HARPER: Alkermes is targeting other states, too. We found variations of that phrase that refers to Vivitrol in dozens of bills outside Indiana. And the company is supporting efforts that could hamper access to other treatments. State Senator John Eklund authored a bill in Ohio which adds regulations to buprenorphine prescribers. Critics say making it harder to prescribe medicines like Suboxone may make some doctors steer clear entirely. But Alkermes...

JOHN EKLUND: Well, they applauded the bill. Their interest was in, is there anything that they can do because Suboxone had such a toehold here in the state of Ohio? And you know, they're looking to expand their business.

HARPER: Alkermes spent years lobbying at the federal level, too, spreading one-sided information about buprenorphine and pushing for tighter regulation of the drug. A Democratic congressional staffer told me it was one of the most intense, frustrating lobbying efforts they had ever seen. After our initial interview, Steve McCaffrey, the lobbyist in Indiana, wouldn't talk further. He says he's in favor of all treatment options.

MCCAFFREY: I've always said that we need to use all the tools in the toolbox for treatment.

HARPER: But a list of bills McCaffrey has worked on shows a pattern of favoring Vivitrol and adding regulations to buprenorphine and methadone. Leaders at Alkermes wouldn't talk to us. In a written statement, the company echoed McCaffrey, saying doctors should determine what medication is prescribed.

But behind the scenes, Alkermes is trying to make that harder, and policies the company supports can hurt people like Angela and Nate Turner. They said having to wait days for their medication was wrong. Doctors easily got them hooked on opioid painkillers. It was difficult for a doctor to help them quit.

N. TURNER: You know, we're not trying to just get pain medication just get it. We're actually - need these things to help us back into...

A. TURNER: Society, right.

N. TURNER: ...Society and be productive.

HARPER: The people who treat addiction say that's the goal with every patient. And the millions of people suffering from the disease need access to all of the medications, not just one. For NPR News, I'm Jake Harper.


CORNISH: You can find more about this investigation at npr.org. This story was produced in collaboration with Side Effects Public Media and WFYI.


Copyright © 2017 NPR. All rights reserved. Visit our website terms of use and permissions pages at www.npr.org for further information.

NPR transcripts are created on a rush deadline by Verb8tm, Inc., an NPR contractor, and produced using a proprietary transcription process developed with NPR. This text may not be in its final form and may be updated or revised in the future.
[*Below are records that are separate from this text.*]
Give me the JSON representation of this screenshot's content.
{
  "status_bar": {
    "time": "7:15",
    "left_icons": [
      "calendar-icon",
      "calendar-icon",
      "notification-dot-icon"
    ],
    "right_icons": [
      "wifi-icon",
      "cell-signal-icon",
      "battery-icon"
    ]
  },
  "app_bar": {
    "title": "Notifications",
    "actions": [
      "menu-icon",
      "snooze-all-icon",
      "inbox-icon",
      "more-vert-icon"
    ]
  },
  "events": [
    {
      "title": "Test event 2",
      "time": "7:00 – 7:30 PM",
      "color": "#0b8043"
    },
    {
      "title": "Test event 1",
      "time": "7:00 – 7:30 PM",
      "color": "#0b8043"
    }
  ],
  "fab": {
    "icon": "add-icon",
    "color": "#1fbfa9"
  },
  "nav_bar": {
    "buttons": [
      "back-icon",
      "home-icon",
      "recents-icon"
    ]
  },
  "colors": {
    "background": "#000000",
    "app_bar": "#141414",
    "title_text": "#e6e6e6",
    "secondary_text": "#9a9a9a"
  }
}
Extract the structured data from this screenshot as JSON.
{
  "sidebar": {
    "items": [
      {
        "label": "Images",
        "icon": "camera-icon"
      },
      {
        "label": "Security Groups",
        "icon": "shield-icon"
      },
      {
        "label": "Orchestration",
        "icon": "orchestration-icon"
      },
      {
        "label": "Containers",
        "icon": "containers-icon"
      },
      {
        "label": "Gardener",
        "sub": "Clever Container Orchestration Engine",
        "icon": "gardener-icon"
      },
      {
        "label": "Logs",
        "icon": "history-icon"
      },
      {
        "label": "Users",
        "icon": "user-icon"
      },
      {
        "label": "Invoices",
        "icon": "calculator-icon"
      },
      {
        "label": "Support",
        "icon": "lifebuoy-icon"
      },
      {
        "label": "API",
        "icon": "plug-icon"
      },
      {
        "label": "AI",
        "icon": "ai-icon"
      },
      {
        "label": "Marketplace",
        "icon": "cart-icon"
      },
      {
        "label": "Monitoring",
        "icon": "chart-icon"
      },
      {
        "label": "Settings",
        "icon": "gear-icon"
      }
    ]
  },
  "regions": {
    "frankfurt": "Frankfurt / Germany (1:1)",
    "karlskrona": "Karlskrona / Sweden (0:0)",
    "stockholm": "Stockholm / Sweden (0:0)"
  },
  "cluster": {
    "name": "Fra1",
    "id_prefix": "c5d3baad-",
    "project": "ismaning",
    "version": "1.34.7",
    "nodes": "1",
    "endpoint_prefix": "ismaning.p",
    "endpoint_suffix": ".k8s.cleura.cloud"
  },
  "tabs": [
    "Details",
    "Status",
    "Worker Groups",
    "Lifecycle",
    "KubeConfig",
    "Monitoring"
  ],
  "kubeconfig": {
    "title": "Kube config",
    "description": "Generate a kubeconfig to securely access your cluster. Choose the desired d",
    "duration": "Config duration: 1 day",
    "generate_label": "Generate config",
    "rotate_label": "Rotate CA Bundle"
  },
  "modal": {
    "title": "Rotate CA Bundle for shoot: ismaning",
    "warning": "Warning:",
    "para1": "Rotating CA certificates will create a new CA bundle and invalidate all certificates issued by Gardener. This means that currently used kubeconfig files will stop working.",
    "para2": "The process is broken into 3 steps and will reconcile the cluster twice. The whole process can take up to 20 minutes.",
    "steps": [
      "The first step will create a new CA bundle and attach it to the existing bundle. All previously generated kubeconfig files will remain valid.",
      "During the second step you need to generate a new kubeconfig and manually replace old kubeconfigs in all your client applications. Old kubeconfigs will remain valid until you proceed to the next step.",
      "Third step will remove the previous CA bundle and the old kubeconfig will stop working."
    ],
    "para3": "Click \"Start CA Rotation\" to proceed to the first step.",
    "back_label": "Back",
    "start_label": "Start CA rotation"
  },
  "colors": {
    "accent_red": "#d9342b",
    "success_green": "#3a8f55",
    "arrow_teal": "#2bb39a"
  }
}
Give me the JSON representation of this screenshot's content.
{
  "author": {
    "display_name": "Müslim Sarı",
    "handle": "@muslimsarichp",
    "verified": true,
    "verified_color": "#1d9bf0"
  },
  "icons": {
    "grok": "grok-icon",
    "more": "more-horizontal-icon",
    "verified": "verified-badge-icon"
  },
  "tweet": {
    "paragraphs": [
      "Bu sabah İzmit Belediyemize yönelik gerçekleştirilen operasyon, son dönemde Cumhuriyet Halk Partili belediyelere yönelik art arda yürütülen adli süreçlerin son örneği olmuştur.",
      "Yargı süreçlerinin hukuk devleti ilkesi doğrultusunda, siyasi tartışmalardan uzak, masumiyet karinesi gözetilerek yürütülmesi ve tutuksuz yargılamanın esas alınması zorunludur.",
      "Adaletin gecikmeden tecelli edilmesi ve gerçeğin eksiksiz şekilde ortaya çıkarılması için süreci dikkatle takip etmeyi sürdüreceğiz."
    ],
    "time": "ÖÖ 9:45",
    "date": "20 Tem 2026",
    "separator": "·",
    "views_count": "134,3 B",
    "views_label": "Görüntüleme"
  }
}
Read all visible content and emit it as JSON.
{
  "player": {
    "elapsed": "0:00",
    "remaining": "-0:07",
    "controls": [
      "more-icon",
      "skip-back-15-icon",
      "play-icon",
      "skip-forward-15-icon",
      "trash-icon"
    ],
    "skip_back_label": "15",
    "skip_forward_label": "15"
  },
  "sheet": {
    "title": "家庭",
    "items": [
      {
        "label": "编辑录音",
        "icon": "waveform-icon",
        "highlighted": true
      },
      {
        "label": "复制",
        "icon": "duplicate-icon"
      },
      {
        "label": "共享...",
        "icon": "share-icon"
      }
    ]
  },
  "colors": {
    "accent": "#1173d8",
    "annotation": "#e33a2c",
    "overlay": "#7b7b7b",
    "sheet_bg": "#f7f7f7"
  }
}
Accuracy and availability may vary. The authoritative record of NPR’s programming is the audio record.

Shots - Health News


Health News From NPR